Roughly one-third of your credit score, as calculated by either scale, is based on your credit usage – a gauge of how much available credit you have in comparison to how much you actually use. Credit usage essentially boils down to the responsible use of credit cards.
Here’s an example:
If you own 2 credit cards, each being limited to $2,000, the total amount of your available credit is $4,000. If the total of the balance you are carrying on your credit cards amounts to $1,200 or less, your credit score, along with your credit usage, should be satisfactory.
How Credit Card Balance Is Accrued
Credit card balance is the total amount of money you owe to your credit card issuer – the money you borrowed and spent plus additional expenses and fees. Balance is accrued every time you pay only the minimum amount of debt as shown on your billing statement.
That is what carrying a balance means – moving debt to the next billing cycle.
What Else Counts as “Responsible Credit Card Behavior”?
For any type of credit card, credit reporting cards included, “responsible behavior” boils down to one simple rule – paying your credit card billing statement in full and on time. Everything else is supposed to help you reach that monthly goal through responsible everyday use:
- Understand your credit card terms – especially your interest rate and additional fees.
- Limit how many cards you own – the more billing statements, the bigger the confusion.
- Never lend your credit card to someone else – you’ll risk losing control of their spending.
- Avoid getting cash advances – cash advance fees come with ATM fees and high interest.
- Avoid unnecessary balance transfers – unless you have favorable balance transfer terms.
- Finally, charge only what you can afford – never borrow more than you can payback.
How Having a Credit Reporting Card Impacts Your Credit Score?
Your credit score gets calculated with a slight delay. Because it generally takes time for credit bureaus to obtain consumer and cardholder data, you can hardly expect your credit score to be calculated in real-time. This becomes a problem if you need to boost your score fast.
Credit reporting cards differ from other similar payment methods in that they report your credit card behavior directly to the credit bureaus. This is why they are so convenient for people with poor credit score and no credit history in the first place – they help push things forward, faster.
Are There Any Alternatives to Credit Cards Reporting Credit?
Yes and no.
While there are several other ways for you to build and improve your credit score, only this one includes having your own credit card that won’t burn your pocket or put an additional strain on your credit score. Also, only credit reporting cards report to bureaus regularly.
If you want to boost your credit by using a credit card, this feature is crucial.
Other alternatives to credit reporting cards include:
- Paying down high credit card balances within 30 days.
- Establishing the practice of tracking your credit score.
- Start paying your bills in full and on time for at least one year.
- Having rent and utilities report your payment history.

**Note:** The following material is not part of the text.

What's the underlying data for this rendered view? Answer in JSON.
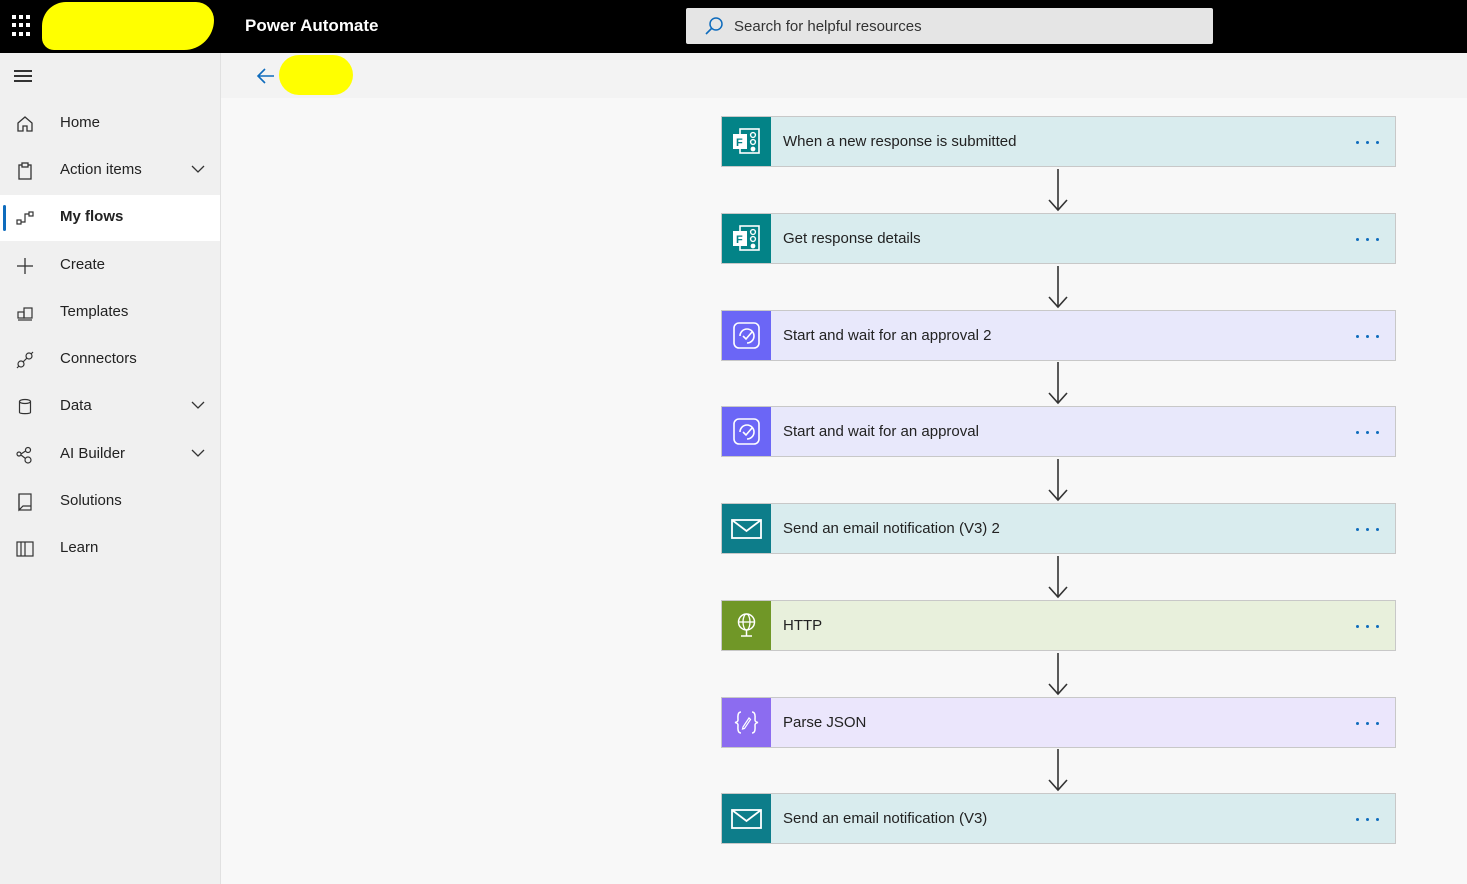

- Getting a student credit card, if applicable to your situation.
- Becoming an authorized user of someone else’s credit card.

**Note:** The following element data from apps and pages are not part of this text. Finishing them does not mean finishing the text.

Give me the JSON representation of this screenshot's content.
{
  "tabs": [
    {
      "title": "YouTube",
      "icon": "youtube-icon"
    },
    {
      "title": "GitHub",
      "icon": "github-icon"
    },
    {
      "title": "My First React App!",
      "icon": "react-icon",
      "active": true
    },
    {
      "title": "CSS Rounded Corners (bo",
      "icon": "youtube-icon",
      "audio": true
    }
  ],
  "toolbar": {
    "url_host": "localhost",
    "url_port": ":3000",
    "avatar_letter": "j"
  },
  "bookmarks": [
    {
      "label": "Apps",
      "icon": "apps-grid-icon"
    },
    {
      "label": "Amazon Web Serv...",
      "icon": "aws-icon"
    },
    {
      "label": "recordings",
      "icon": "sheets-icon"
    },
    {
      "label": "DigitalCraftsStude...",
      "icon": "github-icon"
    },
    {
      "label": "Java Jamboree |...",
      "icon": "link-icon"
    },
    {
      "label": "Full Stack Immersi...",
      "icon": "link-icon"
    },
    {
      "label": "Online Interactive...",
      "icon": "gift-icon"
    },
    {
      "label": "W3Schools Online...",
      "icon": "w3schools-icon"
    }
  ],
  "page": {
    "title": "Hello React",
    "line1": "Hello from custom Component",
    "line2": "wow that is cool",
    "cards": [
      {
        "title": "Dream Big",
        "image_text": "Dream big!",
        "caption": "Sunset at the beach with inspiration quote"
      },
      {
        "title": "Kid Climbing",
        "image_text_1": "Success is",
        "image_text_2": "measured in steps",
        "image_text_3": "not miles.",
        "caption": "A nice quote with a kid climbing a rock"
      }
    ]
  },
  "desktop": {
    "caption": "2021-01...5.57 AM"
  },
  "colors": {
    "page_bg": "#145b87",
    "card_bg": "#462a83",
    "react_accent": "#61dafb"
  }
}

- Taking a “credit builder loan”, presuming you can pay it back.
- Getting a loan with a cosigner, presuming you can pay it off.